“We’ve got a fantastic team sailing this year, who have been putting in an incredible amount of work for months to get us ready. But like all cruises sailing this year, we’re dealing with the necessary challenge of having a smaller science party and still making sure we can safely accomplish the science and recovery and deployments. We will be in constant communication with the rest of the team back on shore, who will contribute as much to getting our work done as will the science party on the ship. The RCA team is grateful for the opportunity to sail during what has turned out to be a challenging year for ocean science and we’re looking forward to helping other oceanographers continue their research, even if they’re unable to sail this year,” said Chief Scientist Brendan Philip.[media-caption type="image" path="https://oceanobservatories.org/wp-content/uploads/2020/07/FACT_Cage-scaled.jpg" link="#"]Manipulators on the ROV Jason work on a small frame located ~ 200 m beneath the oceans’s surface, which is encrusted in beautiful feathery creatures called crinoids. Credit: UW/NSF-OOI/WHOI[/media-caption]
The Daily Grind
The daily schedule aboard the R/V Thompson promises to be intense, exacerbated by a smaller than normal scientific party due to COVID-19 precautions. “Science teams, when using Jason, tend to keep the vehicle down for a long time, but because the tempo of this cruise is more like an industry cruise, the team will be diving and recovering the vehicle as rapidly as safely possible, sometimes with only a couple hours on deck between dives. It can be exhausting work, particularly for a team that will be onboard for a month,” explained Deb Kelley, RCA Director and principal investigator. “But, being out at sea, seeing the sites and miles of ocean reaching the horizon, and working on this state-of-the-art marine facility makes it all worthwhile.” This year, for the first time, Kelley will be intently observing operations from onshore through the live video stream.
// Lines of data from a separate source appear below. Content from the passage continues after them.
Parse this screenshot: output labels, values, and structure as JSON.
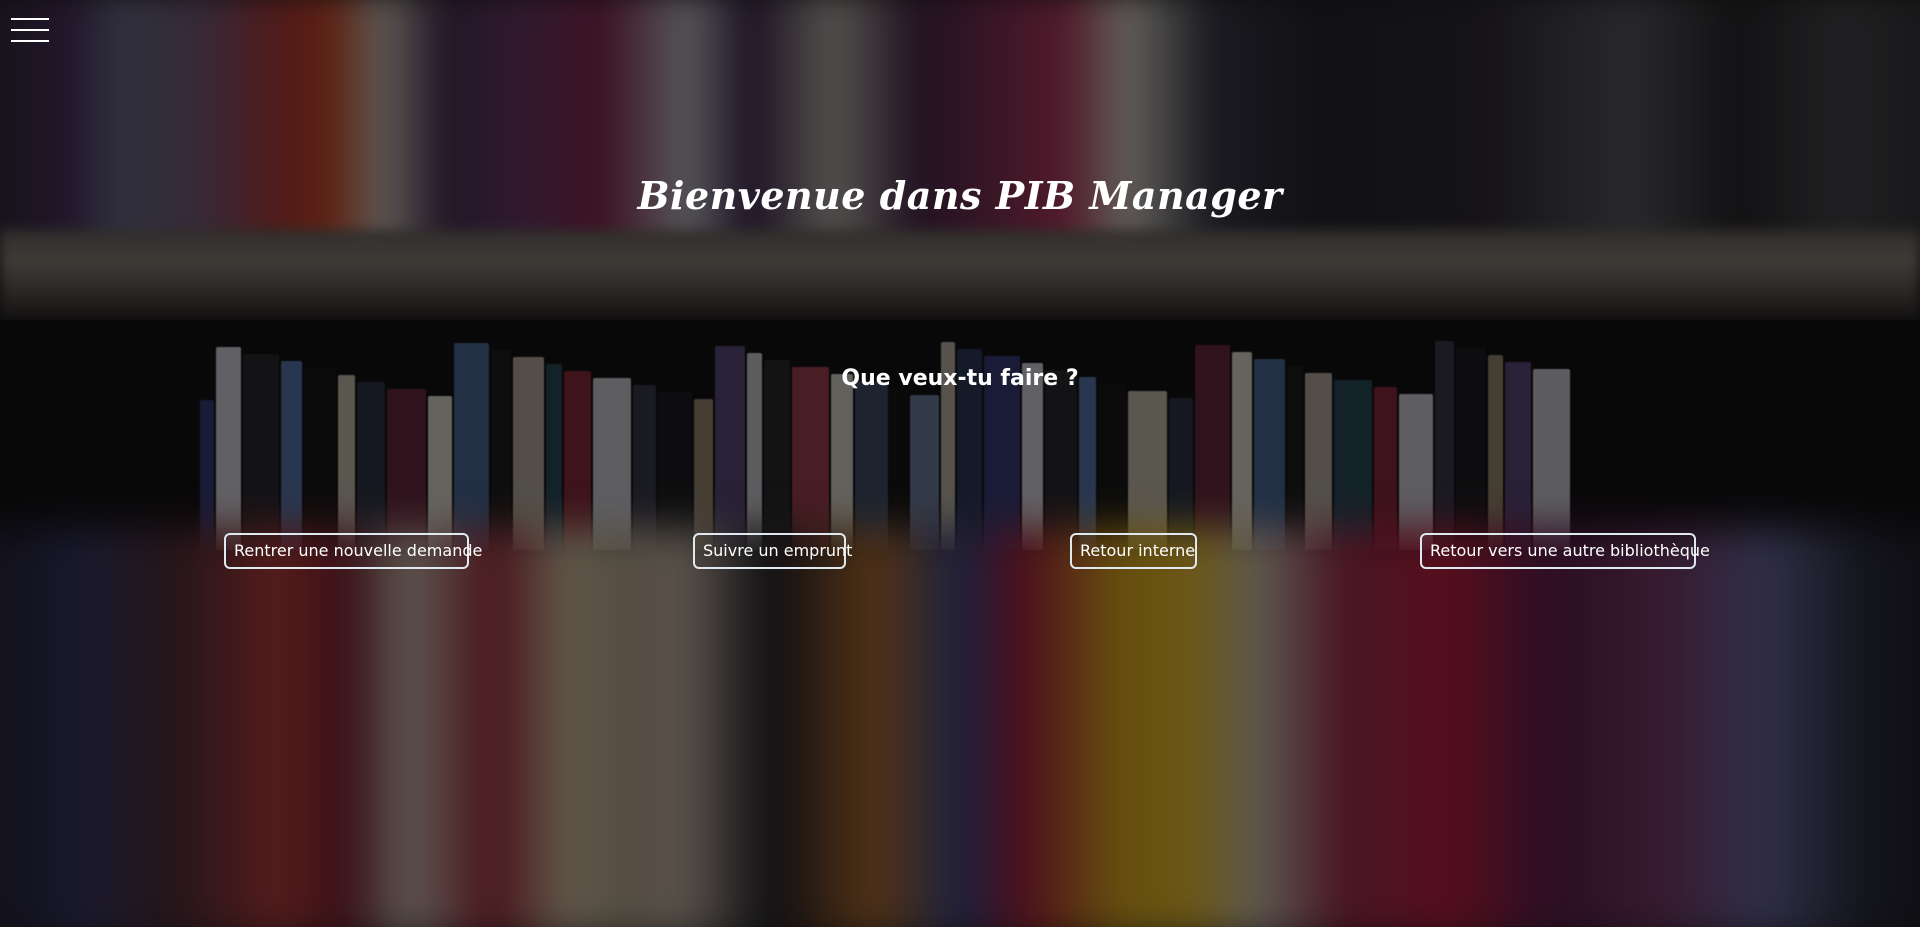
{
  "header": {
    "menu_icon": "hamburger-menu-icon"
  },
  "hero": {
    "title": "Bienvenue dans PIB Manager",
    "question": "Que veux-tu faire ?"
  },
  "actions": [
    {
      "label": "Rentrer une nouvelle demande"
    },
    {
      "label": "Suivre un emprunt"
    },
    {
      "label": "Retour interne"
    },
    {
      "label": "Retour vers une autre bibliothèque"
    }
  ],
  "theme": {
    "text_color": "#ffffff",
    "button_border_color": "#dfe9ef",
    "overlay_color": "rgba(0,0,0,0.55)"
  }
}
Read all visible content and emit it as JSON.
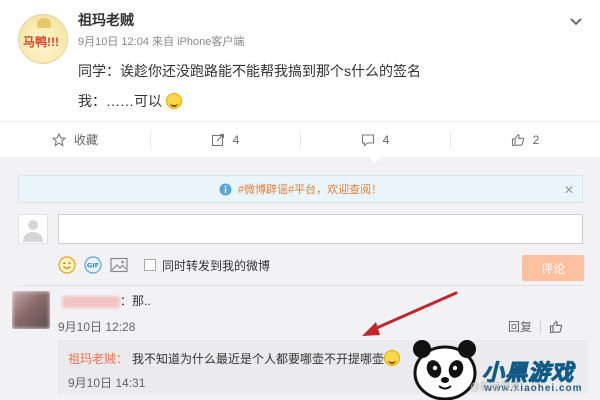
{
  "post": {
    "avatar_text": "马鸭!!!",
    "username": "祖玛老贼",
    "timestamp": "9月10日 12:04",
    "source_prefix": "来自",
    "source": "iPhone客户端",
    "content_line1": "同学：诶趁你还没跑路能不能帮我搞到那个s什么的签名",
    "content_line2": "我：……可以"
  },
  "actions": {
    "favorite_label": "收藏",
    "repost_count": "4",
    "comment_count": "4",
    "like_count": "2"
  },
  "comment_panel": {
    "notice_text": "#微博辟谣#平台，欢迎查阅！",
    "notice_close": "✕",
    "input_placeholder": "",
    "repost_checkbox_label": "同时转发到我的微博",
    "submit_label": "评论",
    "submit_color": "#ffc09f"
  },
  "comment": {
    "text": "：那..",
    "time": "9月10日 12:28",
    "reply_label": "回复",
    "like_icon": "thumbs-up-icon",
    "reply": {
      "name": "祖玛老贼：",
      "text": "我不知道为什么最近是个人都要哪壶不开提哪壶",
      "time": "9月10日 14:31"
    }
  },
  "watermark": {
    "brand": "小黑游戏",
    "url": "www.xiaohei.com",
    "faint": "@新浪游戏"
  },
  "colors": {
    "accent_orange": "#eb7350",
    "notice_bg": "#eaf4fb",
    "annotation_arrow": "#c0272d"
  }
}
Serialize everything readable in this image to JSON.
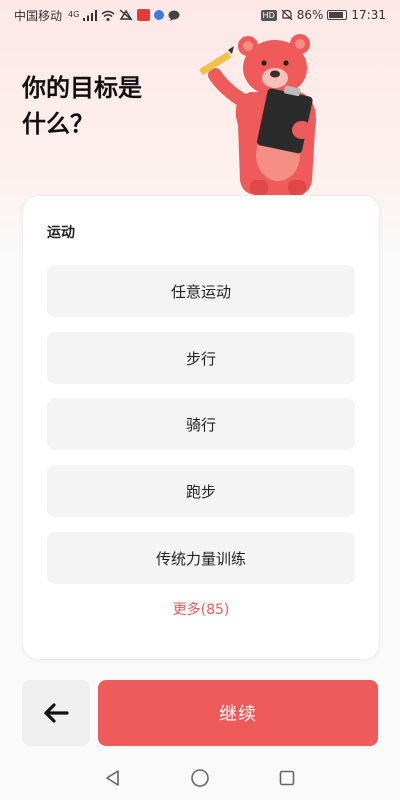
{
  "status_bar": {
    "carrier": "中国移动",
    "network": "4G",
    "battery": "86%",
    "battery_level": 0.86,
    "time": "17:31",
    "hd_label": "HD"
  },
  "heading": {
    "line1": "你的目标是",
    "line2": "什么？"
  },
  "illustration": {
    "icon": "bear-with-clipboard",
    "colors": {
      "bear": "#ef5b5b",
      "bear_light": "#f58f86",
      "clipboard": "#2b2b2b"
    }
  },
  "card": {
    "section_label": "运动",
    "options": [
      {
        "label": "任意运动"
      },
      {
        "label": "步行"
      },
      {
        "label": "骑行"
      },
      {
        "label": "跑步"
      },
      {
        "label": "传统力量训练"
      }
    ],
    "more_link": "更多(85)"
  },
  "footer": {
    "back_icon": "arrow-left-icon",
    "continue_label": "继续"
  },
  "colors": {
    "accent": "#ef5b5b",
    "option_bg": "#f4f4f4"
  },
  "nav_bar": {
    "icons": [
      "back-triangle-icon",
      "home-circle-icon",
      "recents-square-icon"
    ]
  }
}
A reality in the new COVID-19 world is that the team can only mobilize gear onboard the ship after completing a strict quarantine period. Two weeks prior to boarding, members of the scientific party have lived in their homes (with all family members in quarantine for the duration), hotels or Airbnbs. Team members were tested for COVID prior to entering quarantine and conducted twice day temperature checks during their quarantine. Testing occurred again before being allowed to board the Thompson.
This expedition is novel in another way as a result of COVID precautions. Only two students will be onboard. Prior cruises have had 8-10 VISIONS students on each leg to help out and experience firsthand what it’s like to go to sea. “We are hoping that many students and others tune in to experience this amazing environment that Jason will be revealing over the next month. It’s really an opportunity to visit some of the most extreme environments on Earth and see incredible life forms that has adapted to these harsh environments, which may be particularly uplifting to our spirits now that many folks are stuck at home,” said Kelley.Read More